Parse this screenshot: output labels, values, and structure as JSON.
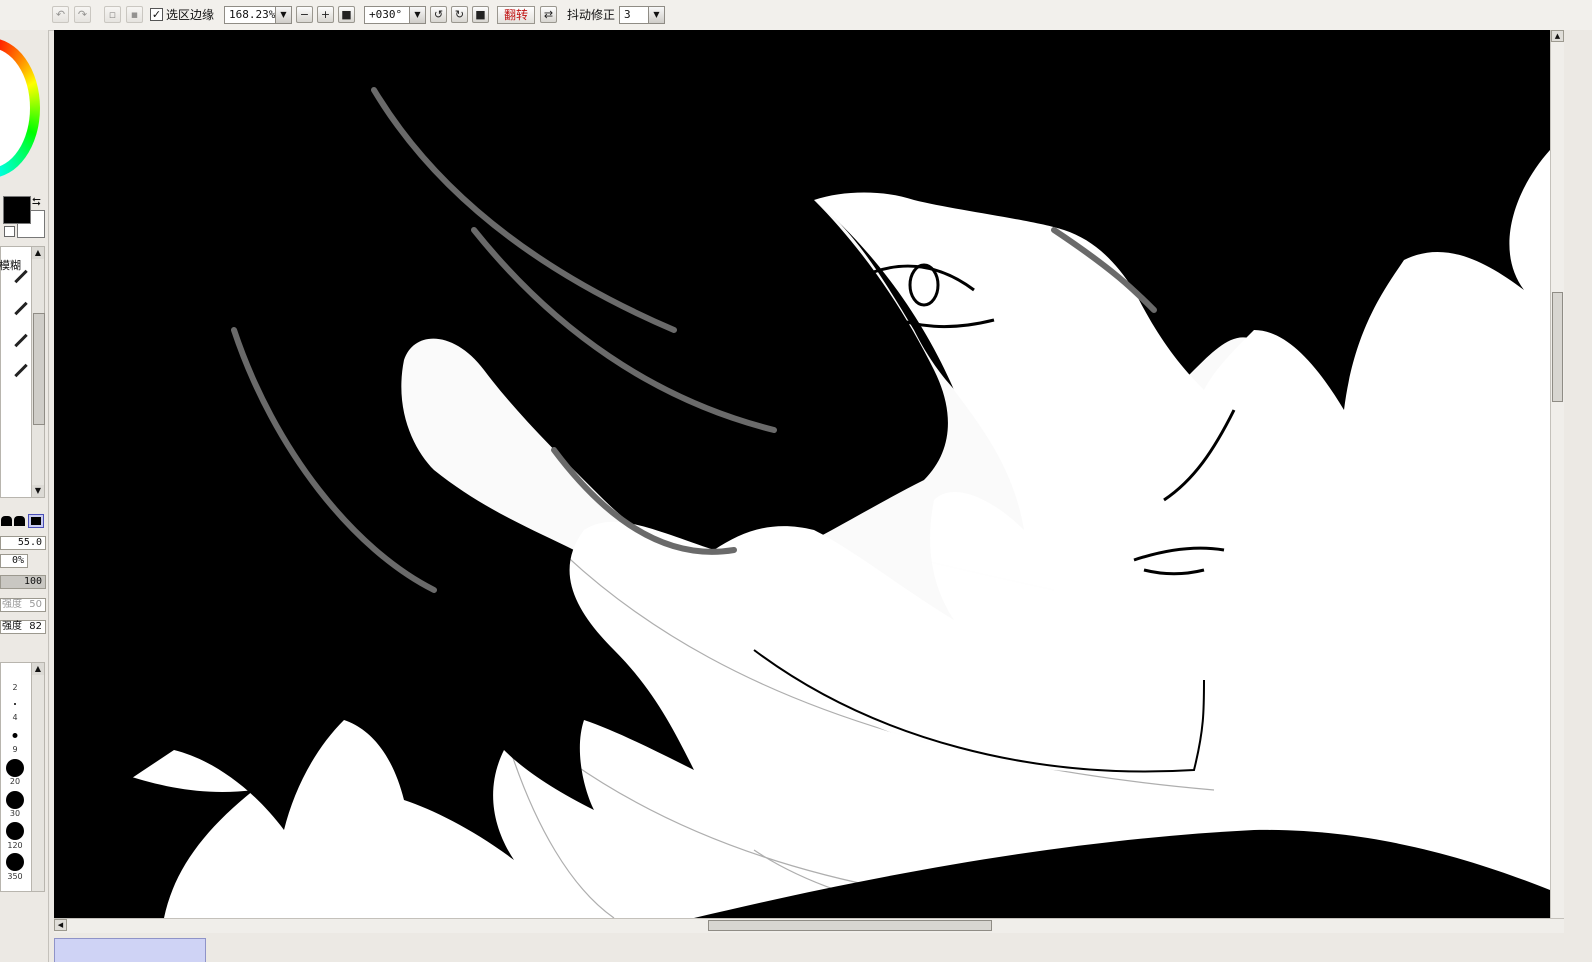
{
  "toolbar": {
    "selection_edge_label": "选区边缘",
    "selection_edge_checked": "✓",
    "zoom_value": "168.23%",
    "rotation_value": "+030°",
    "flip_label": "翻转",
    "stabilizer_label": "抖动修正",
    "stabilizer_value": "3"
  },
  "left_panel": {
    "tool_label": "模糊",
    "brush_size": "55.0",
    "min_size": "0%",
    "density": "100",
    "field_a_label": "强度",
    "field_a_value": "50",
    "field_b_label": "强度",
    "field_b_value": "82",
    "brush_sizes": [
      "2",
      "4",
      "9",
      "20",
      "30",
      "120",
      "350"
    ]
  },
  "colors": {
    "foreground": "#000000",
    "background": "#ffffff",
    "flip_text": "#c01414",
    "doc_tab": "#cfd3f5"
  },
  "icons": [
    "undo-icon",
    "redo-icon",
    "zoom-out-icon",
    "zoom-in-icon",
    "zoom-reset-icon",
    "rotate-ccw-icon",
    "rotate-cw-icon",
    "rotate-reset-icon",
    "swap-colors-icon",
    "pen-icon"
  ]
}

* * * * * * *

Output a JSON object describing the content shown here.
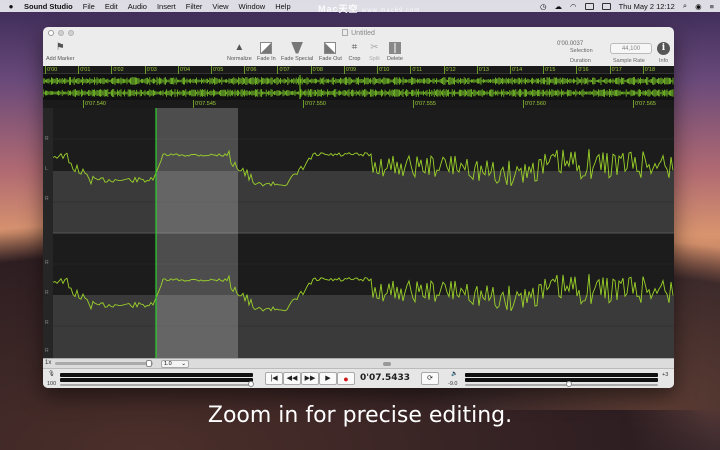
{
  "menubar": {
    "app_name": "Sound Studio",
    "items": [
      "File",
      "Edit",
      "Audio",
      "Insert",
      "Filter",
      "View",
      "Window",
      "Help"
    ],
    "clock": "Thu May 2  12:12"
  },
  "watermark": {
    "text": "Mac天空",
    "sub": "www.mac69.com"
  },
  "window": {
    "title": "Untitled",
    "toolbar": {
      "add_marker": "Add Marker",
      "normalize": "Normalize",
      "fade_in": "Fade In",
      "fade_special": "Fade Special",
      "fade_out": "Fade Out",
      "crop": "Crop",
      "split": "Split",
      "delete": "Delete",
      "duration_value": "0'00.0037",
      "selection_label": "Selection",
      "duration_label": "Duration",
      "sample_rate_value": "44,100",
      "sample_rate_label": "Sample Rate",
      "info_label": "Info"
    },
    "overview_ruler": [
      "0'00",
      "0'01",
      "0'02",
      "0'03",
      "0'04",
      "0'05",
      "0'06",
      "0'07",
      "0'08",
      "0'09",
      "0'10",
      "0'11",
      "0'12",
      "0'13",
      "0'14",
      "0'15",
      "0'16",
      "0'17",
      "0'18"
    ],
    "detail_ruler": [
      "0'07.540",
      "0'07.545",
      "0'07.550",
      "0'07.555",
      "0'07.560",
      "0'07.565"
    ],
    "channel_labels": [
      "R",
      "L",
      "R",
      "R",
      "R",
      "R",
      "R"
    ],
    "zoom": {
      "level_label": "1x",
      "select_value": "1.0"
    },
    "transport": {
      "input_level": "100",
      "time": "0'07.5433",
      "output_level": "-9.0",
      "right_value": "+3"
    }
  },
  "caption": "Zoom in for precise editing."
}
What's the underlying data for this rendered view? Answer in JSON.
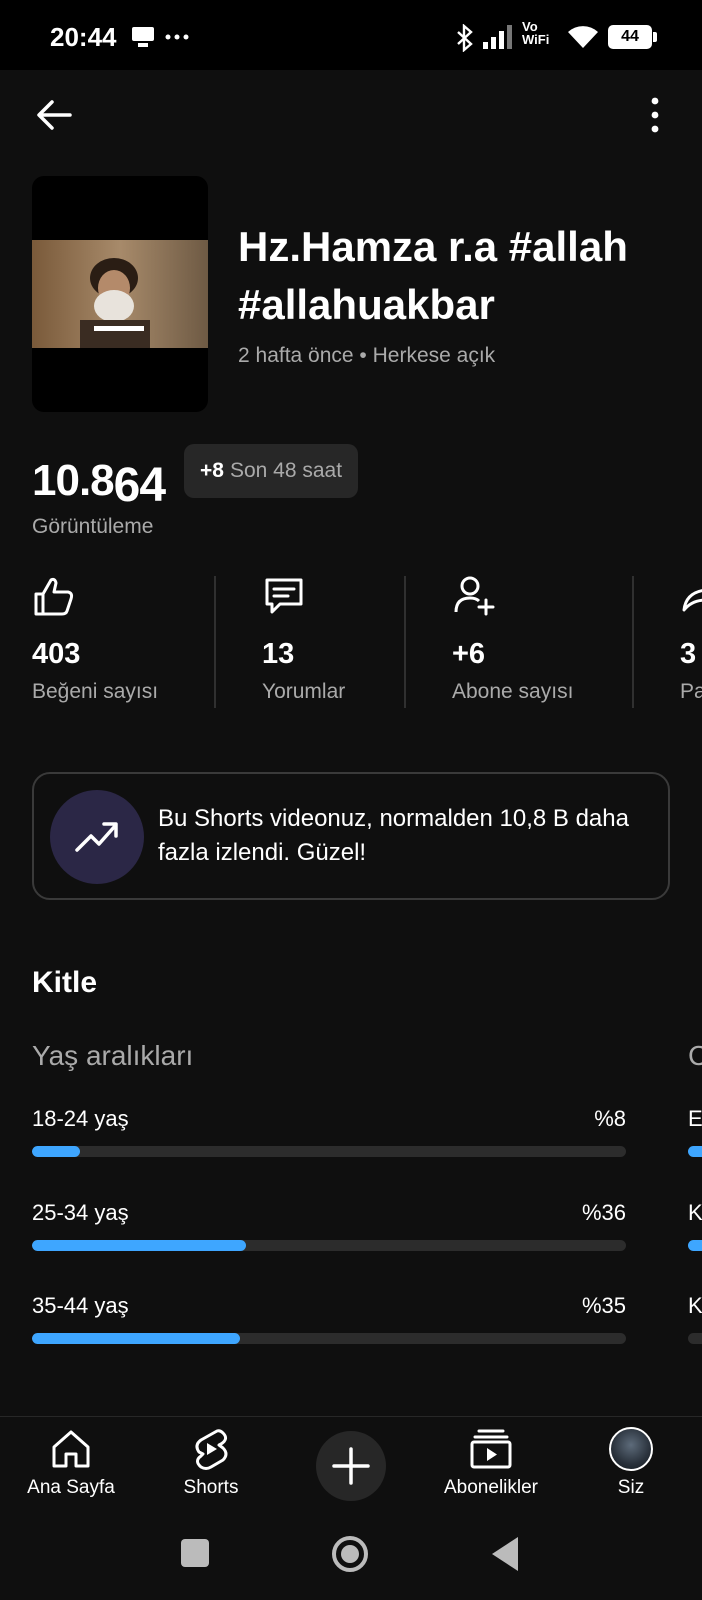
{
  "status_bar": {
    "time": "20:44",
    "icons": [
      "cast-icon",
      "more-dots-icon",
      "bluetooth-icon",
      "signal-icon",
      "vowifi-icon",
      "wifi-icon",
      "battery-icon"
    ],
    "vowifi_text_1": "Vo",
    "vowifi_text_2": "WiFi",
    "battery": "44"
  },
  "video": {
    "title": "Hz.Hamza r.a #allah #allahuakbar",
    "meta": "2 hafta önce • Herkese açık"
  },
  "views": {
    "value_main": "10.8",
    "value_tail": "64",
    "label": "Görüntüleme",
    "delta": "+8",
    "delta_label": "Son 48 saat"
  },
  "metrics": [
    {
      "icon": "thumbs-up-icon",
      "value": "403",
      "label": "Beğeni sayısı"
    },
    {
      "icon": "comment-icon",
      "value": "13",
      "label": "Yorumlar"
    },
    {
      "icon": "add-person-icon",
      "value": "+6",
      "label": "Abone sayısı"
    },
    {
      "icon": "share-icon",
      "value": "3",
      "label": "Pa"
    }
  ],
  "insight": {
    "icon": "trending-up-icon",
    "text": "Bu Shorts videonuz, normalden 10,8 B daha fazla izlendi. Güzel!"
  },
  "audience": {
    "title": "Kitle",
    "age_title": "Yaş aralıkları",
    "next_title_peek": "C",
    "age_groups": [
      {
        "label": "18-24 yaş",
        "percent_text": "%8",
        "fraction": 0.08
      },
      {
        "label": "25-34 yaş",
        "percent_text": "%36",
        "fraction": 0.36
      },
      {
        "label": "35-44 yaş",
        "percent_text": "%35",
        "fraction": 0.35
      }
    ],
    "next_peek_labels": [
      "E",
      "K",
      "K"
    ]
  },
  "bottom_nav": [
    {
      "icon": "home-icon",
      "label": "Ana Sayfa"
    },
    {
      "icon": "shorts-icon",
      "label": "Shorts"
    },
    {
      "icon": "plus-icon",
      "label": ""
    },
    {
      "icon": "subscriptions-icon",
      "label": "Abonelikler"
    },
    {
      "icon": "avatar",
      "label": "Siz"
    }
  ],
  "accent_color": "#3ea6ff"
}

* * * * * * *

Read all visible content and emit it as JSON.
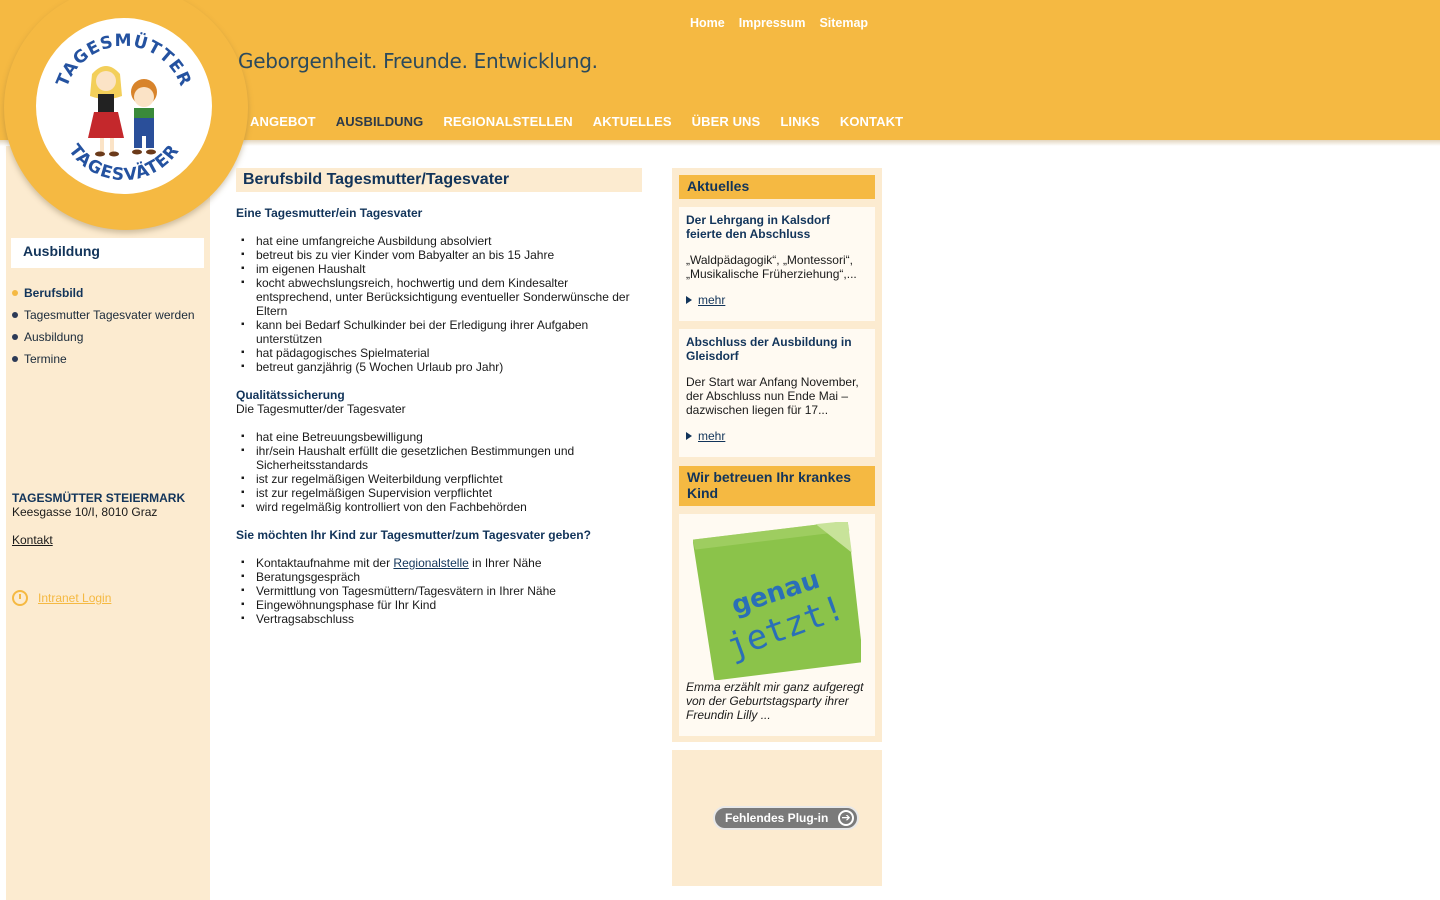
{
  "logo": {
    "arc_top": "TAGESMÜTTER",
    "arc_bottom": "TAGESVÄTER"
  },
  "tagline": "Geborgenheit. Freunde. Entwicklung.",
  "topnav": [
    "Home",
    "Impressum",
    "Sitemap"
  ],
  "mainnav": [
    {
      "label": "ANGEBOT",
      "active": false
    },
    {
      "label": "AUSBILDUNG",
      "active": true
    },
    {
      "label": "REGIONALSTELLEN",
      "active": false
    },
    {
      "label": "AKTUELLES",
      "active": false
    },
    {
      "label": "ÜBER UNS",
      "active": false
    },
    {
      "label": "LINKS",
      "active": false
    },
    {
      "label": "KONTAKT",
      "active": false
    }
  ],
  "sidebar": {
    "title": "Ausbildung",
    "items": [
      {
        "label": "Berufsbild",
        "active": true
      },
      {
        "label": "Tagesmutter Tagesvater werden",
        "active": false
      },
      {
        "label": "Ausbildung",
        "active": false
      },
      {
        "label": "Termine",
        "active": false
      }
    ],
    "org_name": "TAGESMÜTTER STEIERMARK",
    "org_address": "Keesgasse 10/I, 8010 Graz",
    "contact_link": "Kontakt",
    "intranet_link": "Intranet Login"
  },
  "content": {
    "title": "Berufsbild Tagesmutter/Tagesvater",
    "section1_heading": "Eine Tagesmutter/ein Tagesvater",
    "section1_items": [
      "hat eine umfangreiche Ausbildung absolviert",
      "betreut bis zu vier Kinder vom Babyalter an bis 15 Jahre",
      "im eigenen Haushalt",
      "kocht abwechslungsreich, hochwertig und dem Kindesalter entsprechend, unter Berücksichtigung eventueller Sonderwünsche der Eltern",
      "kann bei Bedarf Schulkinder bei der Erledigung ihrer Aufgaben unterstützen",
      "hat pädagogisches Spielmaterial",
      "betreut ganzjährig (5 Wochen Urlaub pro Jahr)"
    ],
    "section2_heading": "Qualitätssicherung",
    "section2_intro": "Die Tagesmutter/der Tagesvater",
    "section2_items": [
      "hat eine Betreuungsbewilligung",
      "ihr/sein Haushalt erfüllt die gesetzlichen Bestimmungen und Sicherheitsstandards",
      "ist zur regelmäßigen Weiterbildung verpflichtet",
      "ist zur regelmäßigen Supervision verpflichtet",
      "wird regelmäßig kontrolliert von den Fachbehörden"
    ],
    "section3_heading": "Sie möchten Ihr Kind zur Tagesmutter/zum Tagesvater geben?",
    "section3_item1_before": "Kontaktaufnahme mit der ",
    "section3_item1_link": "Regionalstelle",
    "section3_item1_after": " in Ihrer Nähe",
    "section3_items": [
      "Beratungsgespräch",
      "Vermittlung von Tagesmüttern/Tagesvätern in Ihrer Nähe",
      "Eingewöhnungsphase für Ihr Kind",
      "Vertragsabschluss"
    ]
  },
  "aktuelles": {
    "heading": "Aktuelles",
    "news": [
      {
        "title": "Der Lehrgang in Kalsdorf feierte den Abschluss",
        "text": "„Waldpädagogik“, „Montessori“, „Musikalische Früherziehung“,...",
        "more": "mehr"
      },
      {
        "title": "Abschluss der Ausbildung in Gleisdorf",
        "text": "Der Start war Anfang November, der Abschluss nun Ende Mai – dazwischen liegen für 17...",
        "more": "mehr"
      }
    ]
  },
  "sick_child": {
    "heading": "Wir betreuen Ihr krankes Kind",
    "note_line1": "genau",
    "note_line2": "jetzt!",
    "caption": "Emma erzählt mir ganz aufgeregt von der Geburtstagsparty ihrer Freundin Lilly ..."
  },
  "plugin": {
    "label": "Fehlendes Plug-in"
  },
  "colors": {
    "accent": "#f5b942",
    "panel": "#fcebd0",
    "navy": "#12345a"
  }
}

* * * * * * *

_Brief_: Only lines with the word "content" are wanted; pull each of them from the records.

_Output of the exercise_:
Output a JSON object describing the content shown here.
Read all visible content and emit it as JSON.
  "content": {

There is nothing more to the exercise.